**AIM OF THE EXERCISE**
Show every line of the data below that includes the word "heart".

++++++

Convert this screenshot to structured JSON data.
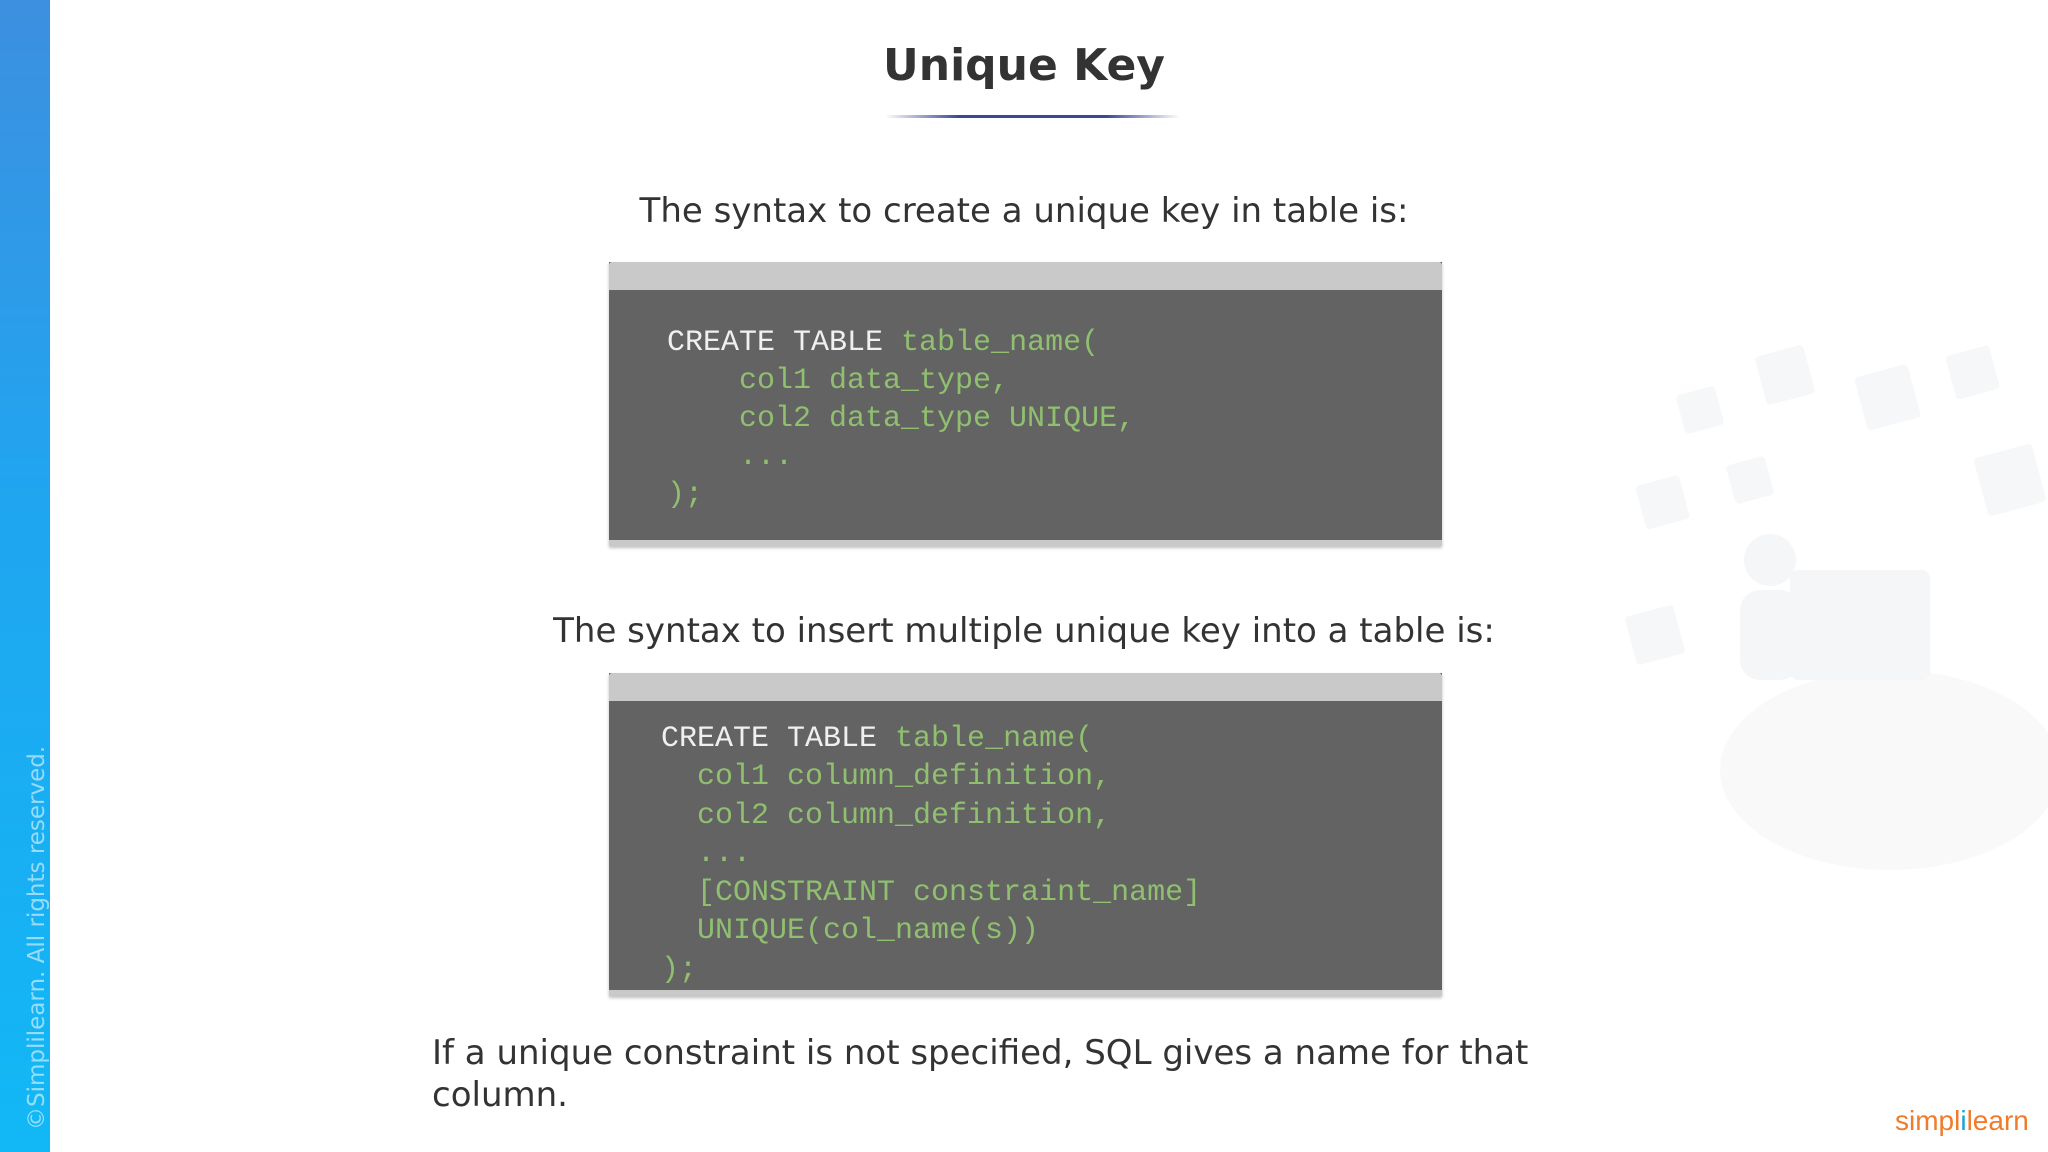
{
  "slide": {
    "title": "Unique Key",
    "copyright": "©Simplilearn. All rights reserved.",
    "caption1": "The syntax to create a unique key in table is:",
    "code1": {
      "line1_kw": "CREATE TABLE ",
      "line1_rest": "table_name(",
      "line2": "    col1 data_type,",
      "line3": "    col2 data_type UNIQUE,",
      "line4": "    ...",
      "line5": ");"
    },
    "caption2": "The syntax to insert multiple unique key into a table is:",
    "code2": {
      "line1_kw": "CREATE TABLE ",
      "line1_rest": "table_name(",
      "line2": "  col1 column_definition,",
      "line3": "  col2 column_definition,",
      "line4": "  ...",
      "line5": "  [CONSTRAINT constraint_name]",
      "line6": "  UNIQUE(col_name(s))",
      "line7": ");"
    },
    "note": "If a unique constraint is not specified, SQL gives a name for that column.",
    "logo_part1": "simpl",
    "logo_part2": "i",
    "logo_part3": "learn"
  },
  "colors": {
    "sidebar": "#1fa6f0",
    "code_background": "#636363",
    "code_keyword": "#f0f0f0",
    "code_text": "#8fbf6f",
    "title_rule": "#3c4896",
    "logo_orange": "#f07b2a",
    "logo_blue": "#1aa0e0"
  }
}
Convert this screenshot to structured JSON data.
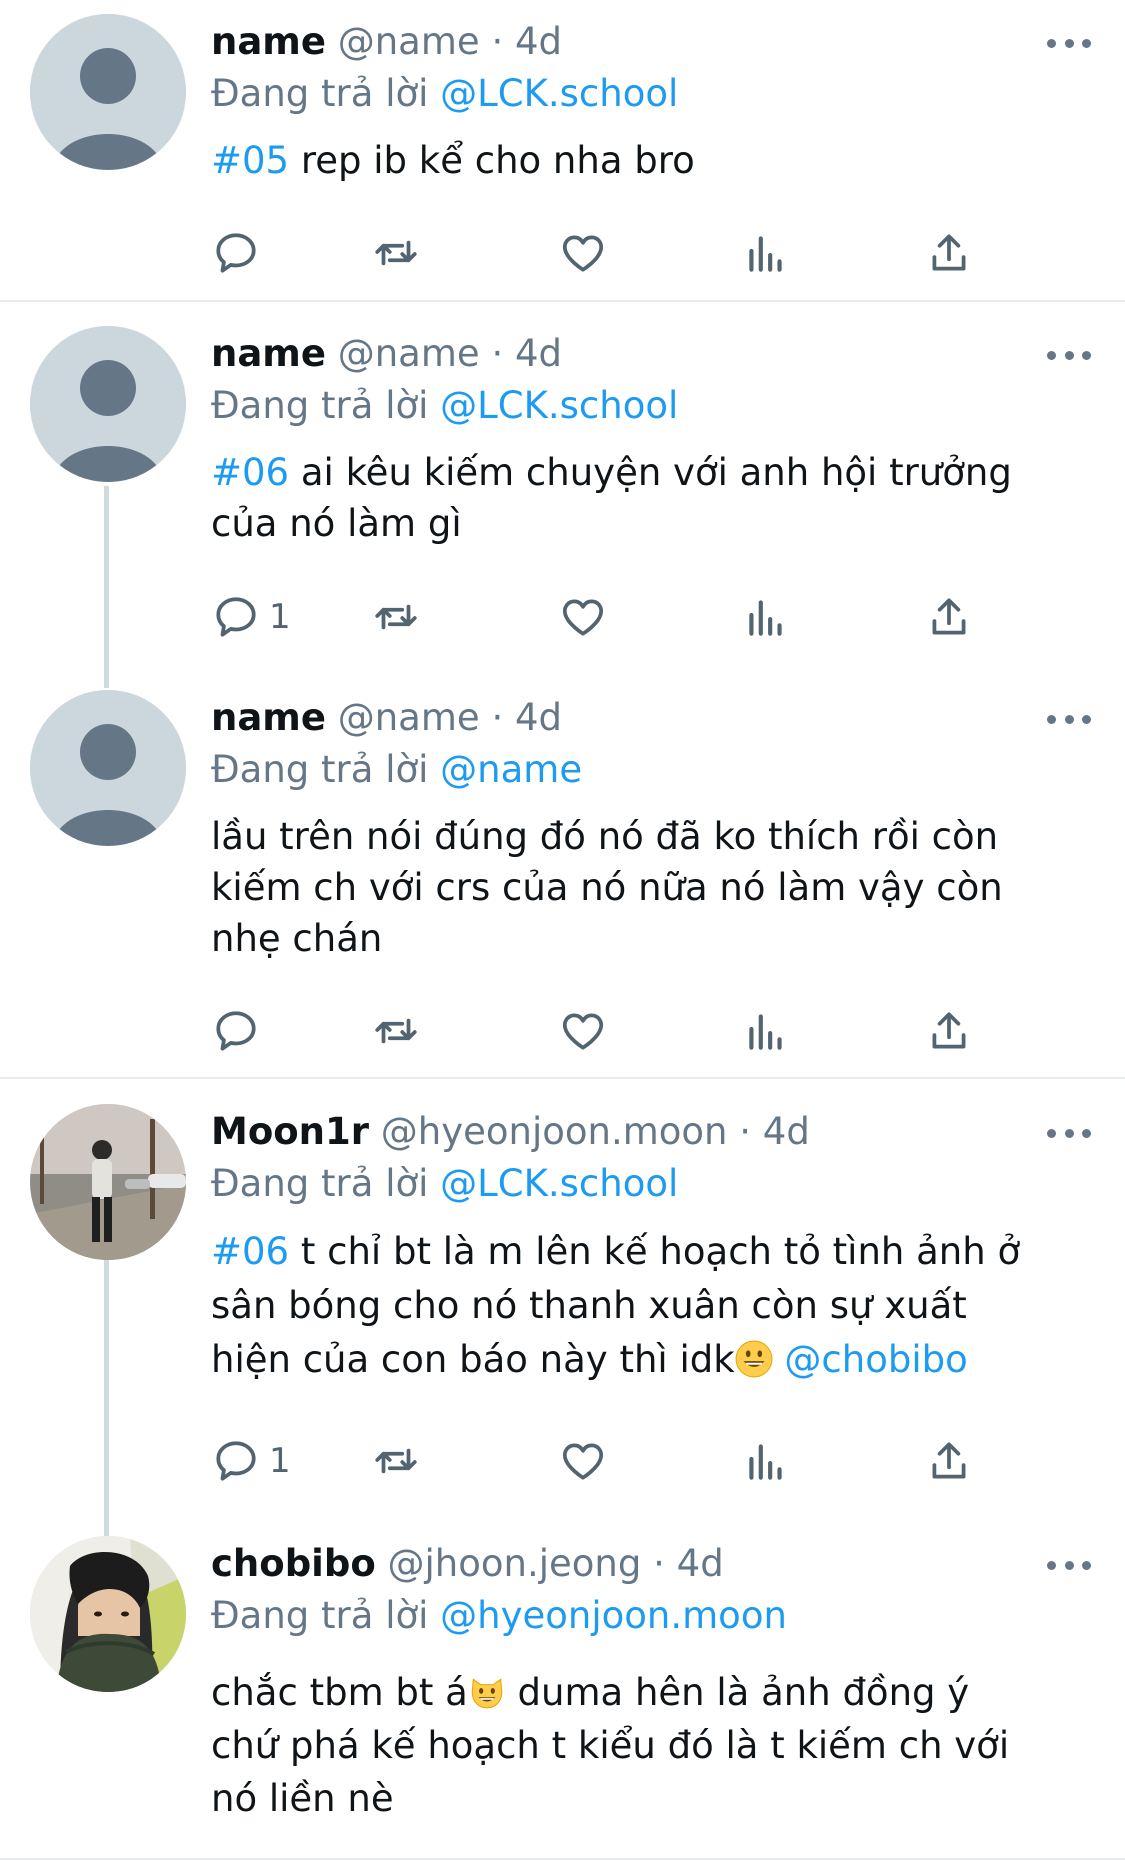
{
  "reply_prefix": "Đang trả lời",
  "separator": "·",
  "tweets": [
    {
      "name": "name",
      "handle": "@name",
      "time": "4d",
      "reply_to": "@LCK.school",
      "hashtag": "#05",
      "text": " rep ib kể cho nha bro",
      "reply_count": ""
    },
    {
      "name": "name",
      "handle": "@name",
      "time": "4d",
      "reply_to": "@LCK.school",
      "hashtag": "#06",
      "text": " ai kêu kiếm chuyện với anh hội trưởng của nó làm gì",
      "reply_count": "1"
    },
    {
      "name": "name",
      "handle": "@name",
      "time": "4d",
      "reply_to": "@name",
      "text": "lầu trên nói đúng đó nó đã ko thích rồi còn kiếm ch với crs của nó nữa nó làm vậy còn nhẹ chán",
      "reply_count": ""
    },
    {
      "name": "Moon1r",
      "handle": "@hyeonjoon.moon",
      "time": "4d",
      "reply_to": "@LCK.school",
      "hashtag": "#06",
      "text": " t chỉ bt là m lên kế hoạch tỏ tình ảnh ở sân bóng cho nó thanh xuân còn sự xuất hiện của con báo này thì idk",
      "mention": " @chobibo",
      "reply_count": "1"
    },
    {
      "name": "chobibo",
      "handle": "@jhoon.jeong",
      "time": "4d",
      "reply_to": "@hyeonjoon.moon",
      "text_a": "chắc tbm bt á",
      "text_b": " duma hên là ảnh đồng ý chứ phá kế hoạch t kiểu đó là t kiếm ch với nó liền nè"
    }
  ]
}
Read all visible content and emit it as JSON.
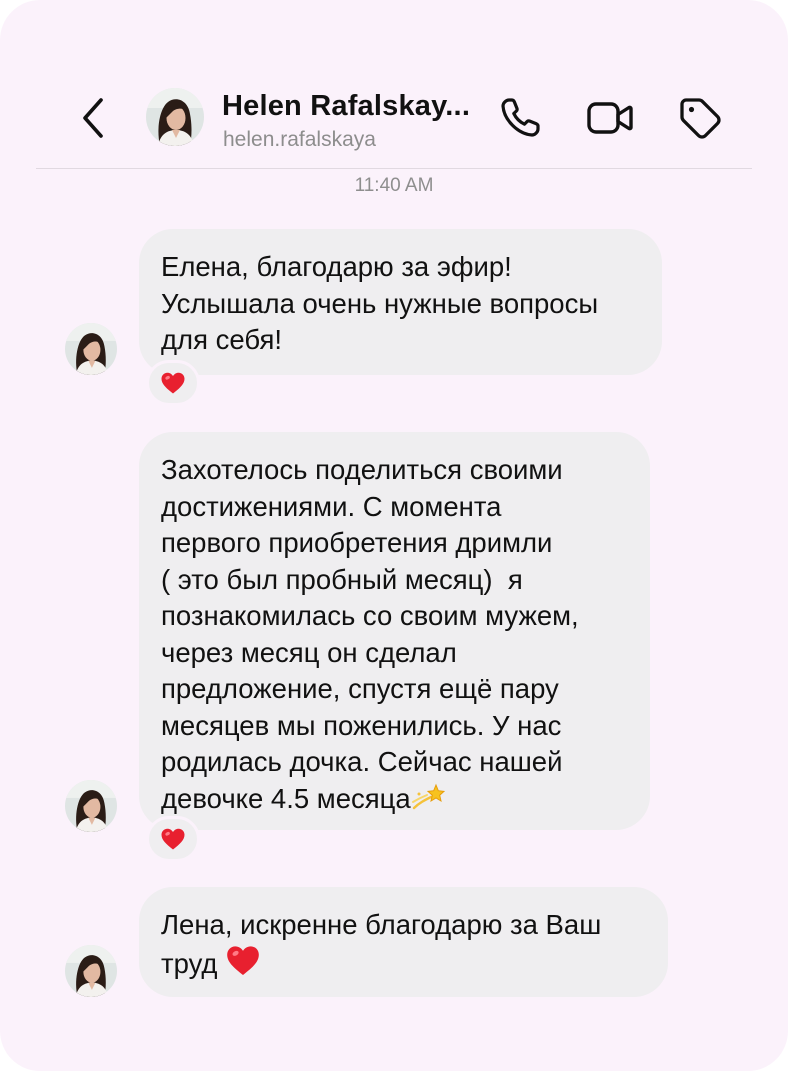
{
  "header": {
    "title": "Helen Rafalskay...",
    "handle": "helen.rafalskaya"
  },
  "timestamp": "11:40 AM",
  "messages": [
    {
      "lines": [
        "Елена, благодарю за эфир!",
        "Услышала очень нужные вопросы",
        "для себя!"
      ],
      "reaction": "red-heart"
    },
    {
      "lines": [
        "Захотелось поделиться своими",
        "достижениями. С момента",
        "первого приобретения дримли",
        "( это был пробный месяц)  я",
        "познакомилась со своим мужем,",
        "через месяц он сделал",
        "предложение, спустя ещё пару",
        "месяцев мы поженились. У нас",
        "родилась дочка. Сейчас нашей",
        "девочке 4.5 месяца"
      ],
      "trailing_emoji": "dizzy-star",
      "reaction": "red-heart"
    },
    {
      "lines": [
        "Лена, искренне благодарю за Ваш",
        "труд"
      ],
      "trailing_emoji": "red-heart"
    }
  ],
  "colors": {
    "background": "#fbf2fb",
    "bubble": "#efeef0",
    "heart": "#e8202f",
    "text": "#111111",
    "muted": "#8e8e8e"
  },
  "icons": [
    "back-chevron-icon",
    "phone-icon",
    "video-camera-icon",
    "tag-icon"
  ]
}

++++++

**WRITTEN ANSWER**
      "reaction": "red-heart"
      "reaction": "red-heart"
      "trailing_emoji": "red-heart"
    "heart": "#e8202f",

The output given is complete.